Zahir Ahmed is a Professor of Anthropology at Jahangirnagar University, Dhaka, Bangladesh. He received his BSS and MSS in sociology from the University of Chittagong and his MA and DPhil in social anthropology from the University of Sussex. He has published several articles and book chapters. He has worked on the Bangladeshi diaspora in London, Birmingham, Leicester, and Brighton while affiliated with the University of Manchester and University of Sussex. He also received funding from the IIES as a Senior Fulbright Fellow to conduct research on the Bangladeshi diaspora in the USA, and Southern California in particular. During this, he was affiliated with the Department of Anthropology at the University of California, Irvine. He has collaborated with the Department of Anthropology and Sociology at SOAS, London on the research project "Parliamentary Democracy and Public Engagement in Westminster, Ethiopia and Bangladesh." He is a founder chair of the Society for Anthropological Research Bangladesh (SARB). He is also a long-time member of American Anthropological Association (AAA), and currently serves on a specially commissioned Task Force on the Proliferation of Border and Security Walls.
Foreword by Ralph Grillo
1. Settlement of the Bangladeshis in the US
2. Multi-sited Ethnography and the Bangladeshi Diaspora
3. Southern California Ethnographies
4. Bangladeshi Diaspora in New York City
5. Movement Across Desh and Bidesh
6. Islam and Transnationalism
Conclusions: Diaspora, Travel and Connectedness
'Little Bangladesh: Voices from America is an important contribution to the unfolding story of the Bangladeshi diaspora, told so often in terms of communities in the UK and Europe rather than their counterparts across the Atlantic. Written by Professor Zahir Ahmed, one of the most experienced and knowledgeable Bangladeshi ethnographers of his generation, the book provides a wealth of ethnographic detail, describing the live-styles, work and settlement of families and individuals intent on making new lives in the US whilst continuing enduring transnational links with Bangladesh.
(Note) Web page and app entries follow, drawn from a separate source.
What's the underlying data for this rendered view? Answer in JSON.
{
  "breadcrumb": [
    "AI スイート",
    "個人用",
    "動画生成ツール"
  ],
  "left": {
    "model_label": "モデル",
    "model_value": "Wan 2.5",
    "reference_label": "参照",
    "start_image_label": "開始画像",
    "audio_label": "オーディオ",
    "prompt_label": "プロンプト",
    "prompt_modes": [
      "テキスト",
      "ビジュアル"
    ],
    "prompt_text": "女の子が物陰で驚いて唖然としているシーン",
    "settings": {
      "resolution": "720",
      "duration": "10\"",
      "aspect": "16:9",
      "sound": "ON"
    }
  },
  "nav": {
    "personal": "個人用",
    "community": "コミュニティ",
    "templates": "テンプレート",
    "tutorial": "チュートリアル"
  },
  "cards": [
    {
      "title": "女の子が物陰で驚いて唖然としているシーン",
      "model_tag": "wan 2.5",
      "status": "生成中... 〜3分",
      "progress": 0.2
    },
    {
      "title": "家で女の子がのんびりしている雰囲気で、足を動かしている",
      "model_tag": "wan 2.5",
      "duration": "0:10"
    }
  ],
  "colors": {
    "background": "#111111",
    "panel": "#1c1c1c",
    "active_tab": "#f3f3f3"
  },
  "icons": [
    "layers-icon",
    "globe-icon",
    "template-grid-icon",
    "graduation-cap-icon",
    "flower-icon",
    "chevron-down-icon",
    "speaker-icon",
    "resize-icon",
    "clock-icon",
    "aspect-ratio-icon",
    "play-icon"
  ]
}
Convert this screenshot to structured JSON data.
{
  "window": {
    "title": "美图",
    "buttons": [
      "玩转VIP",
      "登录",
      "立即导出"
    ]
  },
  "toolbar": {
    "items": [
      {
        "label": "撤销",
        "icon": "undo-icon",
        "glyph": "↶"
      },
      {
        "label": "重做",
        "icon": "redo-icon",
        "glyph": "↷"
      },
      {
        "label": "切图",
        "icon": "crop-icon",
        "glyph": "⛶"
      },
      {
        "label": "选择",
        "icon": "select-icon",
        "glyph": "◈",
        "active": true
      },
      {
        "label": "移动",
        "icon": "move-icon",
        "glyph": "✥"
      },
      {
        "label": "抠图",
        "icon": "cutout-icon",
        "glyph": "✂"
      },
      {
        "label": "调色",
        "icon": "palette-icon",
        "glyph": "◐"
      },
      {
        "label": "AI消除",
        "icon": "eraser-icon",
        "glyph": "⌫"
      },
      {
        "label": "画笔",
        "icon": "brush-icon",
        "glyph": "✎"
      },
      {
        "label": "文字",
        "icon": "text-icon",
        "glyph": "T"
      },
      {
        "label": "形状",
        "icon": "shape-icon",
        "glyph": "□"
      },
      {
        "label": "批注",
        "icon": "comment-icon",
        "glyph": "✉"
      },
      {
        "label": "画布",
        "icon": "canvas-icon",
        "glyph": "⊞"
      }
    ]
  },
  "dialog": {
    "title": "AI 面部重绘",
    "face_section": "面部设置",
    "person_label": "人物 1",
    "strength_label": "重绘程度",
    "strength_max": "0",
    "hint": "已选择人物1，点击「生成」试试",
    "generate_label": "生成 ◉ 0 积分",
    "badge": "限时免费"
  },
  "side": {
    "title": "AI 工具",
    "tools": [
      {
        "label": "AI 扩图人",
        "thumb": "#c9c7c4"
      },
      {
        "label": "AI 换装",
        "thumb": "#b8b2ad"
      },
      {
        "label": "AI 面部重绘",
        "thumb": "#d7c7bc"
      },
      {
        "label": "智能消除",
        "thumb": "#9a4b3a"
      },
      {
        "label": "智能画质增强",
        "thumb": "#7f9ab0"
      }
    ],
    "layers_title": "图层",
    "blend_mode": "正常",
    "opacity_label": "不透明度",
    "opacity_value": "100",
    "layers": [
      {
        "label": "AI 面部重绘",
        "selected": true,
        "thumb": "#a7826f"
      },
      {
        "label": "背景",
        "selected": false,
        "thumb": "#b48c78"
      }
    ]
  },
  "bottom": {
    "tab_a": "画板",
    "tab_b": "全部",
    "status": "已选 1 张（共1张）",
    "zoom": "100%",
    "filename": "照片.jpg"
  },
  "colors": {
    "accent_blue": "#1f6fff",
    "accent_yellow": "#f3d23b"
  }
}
This accessible and absorbing book is a vital resource for all researchers, students and general readers interested in Bangladeshis in the USA.'
Katy Gardner, Professor, Department of Anthropology, London School of Economics and Political Science, London, UK
'In his book, Zahir Ahmed traces the experiences of Bangladeshi immigrants not only in southern California but in several other key locations, and his account will resonate with many of those he interviewed as well as with professional anthropologists.He has written engagingly of his own personal explorations and discoveries ashe presents the words of Bangladeshi men and women pursuing their lives in the United States, and he often links their diasporic lives with their family histories back in Bangladesh.Ahmed's work is both pioneering and important in the field of diaspora studies.'
Karen B. Leonard, Professor, Department of Anthropology, University of California, Irvine, USA